I focus on 4 sites at the moment and that’s quite enough. But, because I’m active in those 4, they all bring me quite a bit of traffic.
More than all the sites combined when I was trying to manage 11 of them, and I’m a lot less frazzled now.
Important things to remember with social sites: make sure your profile is filled out as fully as possible, including your real name and, of course, a link to your blog.
People like to know you’re real, and a fully completed profile is one of the factors that helps them know that.
Also – don’t spam..! Just participate in the community, answer questions, make friends and become known.
And make sure you participate every day.
As the number of visitors to your site grows so will the number of links, provided you’ve got good quality information on your site.
3. Commenting on Other Blogs
To some this seems counter-intuitive, but if you make thoughtful and valuable comments on other people’s blogs not only will the blog writer notice you but his readers will as well.

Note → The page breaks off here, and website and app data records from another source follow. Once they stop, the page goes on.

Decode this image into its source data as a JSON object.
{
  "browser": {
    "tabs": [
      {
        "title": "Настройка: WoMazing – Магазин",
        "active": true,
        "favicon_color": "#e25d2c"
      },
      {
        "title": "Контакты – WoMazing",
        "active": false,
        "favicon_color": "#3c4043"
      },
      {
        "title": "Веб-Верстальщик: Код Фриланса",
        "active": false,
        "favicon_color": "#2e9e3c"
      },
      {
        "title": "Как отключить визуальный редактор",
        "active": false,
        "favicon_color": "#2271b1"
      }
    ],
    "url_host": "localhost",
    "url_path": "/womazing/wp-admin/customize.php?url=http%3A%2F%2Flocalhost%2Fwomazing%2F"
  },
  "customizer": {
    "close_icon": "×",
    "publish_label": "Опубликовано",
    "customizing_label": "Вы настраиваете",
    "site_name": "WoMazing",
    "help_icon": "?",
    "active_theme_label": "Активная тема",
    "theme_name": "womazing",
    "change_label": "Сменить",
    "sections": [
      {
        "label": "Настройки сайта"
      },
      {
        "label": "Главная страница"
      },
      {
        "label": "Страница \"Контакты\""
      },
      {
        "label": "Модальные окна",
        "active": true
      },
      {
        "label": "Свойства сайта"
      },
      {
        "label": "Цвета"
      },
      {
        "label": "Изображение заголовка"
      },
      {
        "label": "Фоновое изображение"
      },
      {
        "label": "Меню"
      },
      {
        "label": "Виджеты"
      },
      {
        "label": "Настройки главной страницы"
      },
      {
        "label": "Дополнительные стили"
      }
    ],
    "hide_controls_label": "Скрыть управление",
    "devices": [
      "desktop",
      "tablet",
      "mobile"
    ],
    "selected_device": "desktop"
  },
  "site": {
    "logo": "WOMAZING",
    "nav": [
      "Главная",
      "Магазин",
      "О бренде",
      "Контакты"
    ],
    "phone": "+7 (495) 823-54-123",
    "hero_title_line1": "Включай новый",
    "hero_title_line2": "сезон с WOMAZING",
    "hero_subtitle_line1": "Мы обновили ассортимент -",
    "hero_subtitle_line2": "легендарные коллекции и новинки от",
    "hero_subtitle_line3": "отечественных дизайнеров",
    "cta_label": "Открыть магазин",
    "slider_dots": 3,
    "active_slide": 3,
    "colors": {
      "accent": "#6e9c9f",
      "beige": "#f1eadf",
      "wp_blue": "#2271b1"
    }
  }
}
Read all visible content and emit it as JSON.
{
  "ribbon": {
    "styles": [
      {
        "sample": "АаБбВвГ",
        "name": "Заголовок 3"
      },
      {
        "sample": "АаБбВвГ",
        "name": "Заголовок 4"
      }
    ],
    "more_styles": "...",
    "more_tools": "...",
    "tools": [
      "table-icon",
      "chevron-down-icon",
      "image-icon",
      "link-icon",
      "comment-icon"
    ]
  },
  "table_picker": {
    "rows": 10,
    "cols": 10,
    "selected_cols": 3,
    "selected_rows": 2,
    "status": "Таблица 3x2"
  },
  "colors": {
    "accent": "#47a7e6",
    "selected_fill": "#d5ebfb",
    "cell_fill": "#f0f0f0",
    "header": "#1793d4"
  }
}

That will increase your traffic and, as long as you’ve got good information on your blog, it will bring links too.
A lot of blogs tell the search engines not to follow links from their site (the infamous no-follow tag) but ignore that.
If you’re worried about whether a blog has ‘nofollow’ set in its META tags you’re focusing on the wrong thing.
Concentrate on adding valuable input to the article (through your comments) and the visitors and links will follow.
Remember – there’s nothing to stop you turning a high quality comment you’ve written on someone else’s blog into a post on your own blog in the future, so you can kill two birds with one stone.
4. Link to your blog from your own sites
These are the other sites you own – your Squidoo lens, HubPage, and other blogs you have. Make sure the subjects of the sites are relevant to your blog and link to it.
In all cases you can put several links to your blog: One in the Recommended Sites or Blogroll section of your lens or HubPage, and as many as you like throughout the ‘page’ in each.
5. Participate in Forums
This is very similar to social sites and a lot of the same rules apply.
A big advantage with forums, though, is that you can create what’s effectively a mini ad in the footer of your posts.
Known as your signature, most social sites will enable you to create and add a link with some descriptive text and display it below each of your posts.
Most links from forums are ‘no follow’ so the links themselves don’t have much value in Google’s world, but they’ll bring you visitors and (as long as your content is good) visitors will often result in links.
As with social sites – don’t spam. You’re likely to be black-balled if you do and many will throw you out of the forum.
Keep your comments polite and helpful and, as people get to know and trust you, the number of visitors (and, as a result, links) will start to climb.
Good Quality Content
If there’s one thing that runs through each of the methods I’ve touched on, it’s the need for good quality information on your blog.
Without that you’ll be dead in the water.
So here’s a good approach to follow:
- Make sure your site is set up properly for the search engines. See this article for more details if your blog is on WordPress
- Write good quality, well researched articles that answer questions, solve problems or provide entertainment. And keep doing it.
- Carry out the 5 link building steps I’ve set out in this article – and keep doing it. It’s a continuous process.
It will take time to build links to your site, particularly if you’re writing in a highly competitive niche, so keep at it.
Persistence cannot be over-rated as a requirement for success 🙂